We also did some exploring as we made our way east towards Drummond Island. One stop was the upper falls at Tahquamenon Falls State Park, which as I recall, 8360 gallons of water per second flow over the falls.
We did find some dirt trails to drive on. The trailer towed great through them! (This was just a flat area I stopped at for a picture. )
We also saw a ship wreck museum and light houses, and also ate the best fresh white fish ever near the top left corner of the U.P. The locals up there are all very friendly and it’s a neat area of the country. If you haven’t been, I highly recommend a visit.
And finally after about eight days, we arrived at the car ferry to Drummond Island. Cool… the Jeep and trailer were to travel by water! It was rather an efficient process. I drove right on, a guy walked around and collect the fare ("$12 for the Jeep, $2 for the lovely lady next to you, and $11 for your trailer.") The seas were actually rough. The ferry was a rockin’ and I then drove off. Fun! I wanted to get out of the Jeep and take a picture of the Jeep and trailer, however we were tightly packed in with other vehicles.
And the cabin we rented for the following three nights was awesome. It sat on on a private lake that included kayaks.
We went exploring several times. There are a number of ATV trails and Jeep trails on Drummond, however there are also a few different versions of maps! None of the maps seemed consistent or accurately rated the condition of the trails. I did check a number of holes before crossing for water depth and in not having soft bottoms before crossing. The trails were generally tight through the woods and wet to where I thought I was a river boat captain at times.
We didn’t run into any other vehicles when we were on the east side, but we did meet up with different groups of ATV riders. (Two of which asked me for directions as they were lost, so we compared maps and shot the bull.)
We also ran into logging. It was most interesting to drive around on active log roads. What use to be a Jeep trail was cleared wide enough for 18-wheelers, however the tracks of a truck are a lot wider then a Jeep. So my Jeep would ride in one track, and then the other side of my Jeep would ride in the higher center. Not to mention that the roads were not level anyway, and looked like they would seriously be a muddy mess when wet. The roads also had some serious ditches running alongside. I eventually turned off of one when I came to a bulldozer that was repairing the “road” through a low area. This picture was taken where they were stacking wood, and it happened to be a dry area.
I did get lost once. I ended up taking a wrong turn down a trail that "looked familiar" but then they all kind of did. However we hit several holes in a row where the water was as about to the top of my Jeep’s tires and they were spinning as I crossed through them. Ahead on the trail it looked like it was going into lower woods that looked like a mess. With my wife's encouragement, I took her advisement that we turn around. The trail was very tight. Fortunately having a short wheel base was helpful.
The Jeep did awesome! I really had fun on Drummond and I can see the value of doing the Jeep Jamboree there to ride in a group, for both the safety of it as well as just so that someone knows where you're going.

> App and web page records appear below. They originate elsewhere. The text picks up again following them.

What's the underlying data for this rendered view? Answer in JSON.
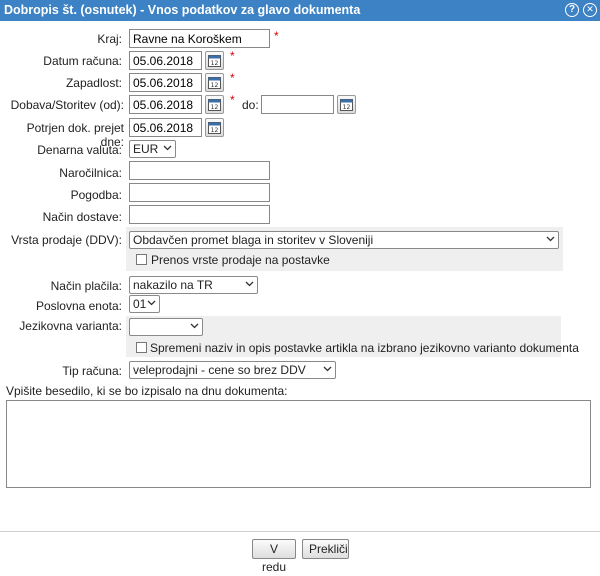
{
  "window": {
    "title": "Dobropis št. (osnutek) - Vnos podatkov za glavo dokumenta"
  },
  "fields": {
    "kraj": {
      "label": "Kraj:",
      "value": "Ravne na Koroškem"
    },
    "datum_racuna": {
      "label": "Datum računa:",
      "value": "05.06.2018"
    },
    "zapadlost": {
      "label": "Zapadlost:",
      "value": "05.06.2018"
    },
    "dobava": {
      "label": "Dobava/Storitev (od):",
      "value": "05.06.2018",
      "do_label": "do:",
      "do_value": ""
    },
    "potrjen": {
      "label": "Potrjen dok. prejet dne:",
      "value": "05.06.2018"
    },
    "valuta": {
      "label": "Denarna valuta:",
      "value": "EUR"
    },
    "narocilnica": {
      "label": "Naročilnica:",
      "value": ""
    },
    "pogodba": {
      "label": "Pogodba:",
      "value": ""
    },
    "nacin_dostave": {
      "label": "Način dostave:",
      "value": ""
    },
    "vrsta_prodaje": {
      "label": "Vrsta prodaje (DDV):",
      "value": "Obdavčen promet blaga in storitev v Sloveniji",
      "checkbox_label": "Prenos vrste prodaje na postavke"
    },
    "nacin_placila": {
      "label": "Način plačila:",
      "value": "nakazilo na TR"
    },
    "poslovna_enota": {
      "label": "Poslovna enota:",
      "value": "01"
    },
    "jezikovna_varianta": {
      "label": "Jezikovna varianta:",
      "value": "",
      "checkbox_label": "Spremeni naziv in opis postavke artikla na izbrano jezikovno varianto dokumenta"
    },
    "tip_racuna": {
      "label": "Tip računa:",
      "value": "veleprodajni - cene so brez DDV"
    }
  },
  "footer_text": {
    "label": "Vpišite besedilo, ki se bo izpisalo na dnu dokumenta:",
    "value": ""
  },
  "required_mark": "*",
  "buttons": {
    "ok": "V redu",
    "cancel": "Prekliči"
  }
}
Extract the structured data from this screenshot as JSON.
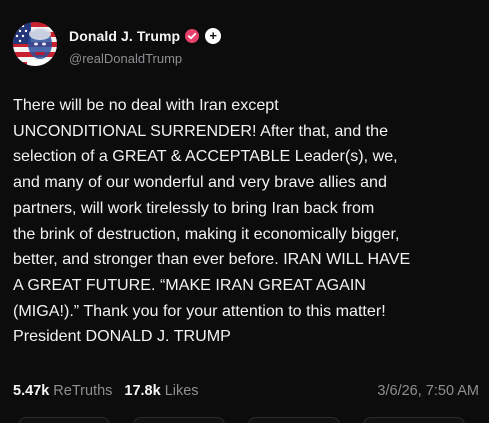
{
  "post": {
    "author": {
      "display_name": "Donald J. Trump",
      "handle": "@realDonaldTrump",
      "verified": true,
      "verified_color": "#e5416a"
    },
    "follow_icon": "plus-icon",
    "body": "There will be no deal with Iran except\nUNCONDITIONAL SURRENDER! After that, and the\nselection of a GREAT & ACCEPTABLE Leader(s), we,\nand many of our wonderful and very brave allies and\npartners, will work tirelessly to bring Iran back from\nthe brink of destruction, making it economically bigger,\nbetter, and stronger than ever before. IRAN WILL HAVE\nA GREAT FUTURE. “MAKE IRAN GREAT AGAIN\n(MIGA!).” Thank you for your attention to this matter!\nPresident DONALD J. TRUMP",
    "stats": {
      "retruths_count": "5.47k",
      "retruths_label": "ReTruths",
      "likes_count": "17.8k",
      "likes_label": "Likes"
    },
    "timestamp": "3/6/26, 7:50 AM"
  },
  "colors": {
    "background": "#0c0c0c",
    "text": "#f2f2f2",
    "muted": "#8e8e93"
  }
}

For our final dinner at the cabin, we decided to clean out the cooler. We had one steak, one cooked chicken breast, one sausage and a head of broccoli that I cut up and fried. It made for a most interesting, but memorable last meal.
Oh, and funny thing is that this Michigan IPA (yes with the Wagoneer on the label) has the slight aroma of DEET. How appropriate for the U.P.!
And about the trailer, again the added room it provided was great! I’m thrilled with it as it easily followed along. I'm now thinking about putting a roof top tent on it?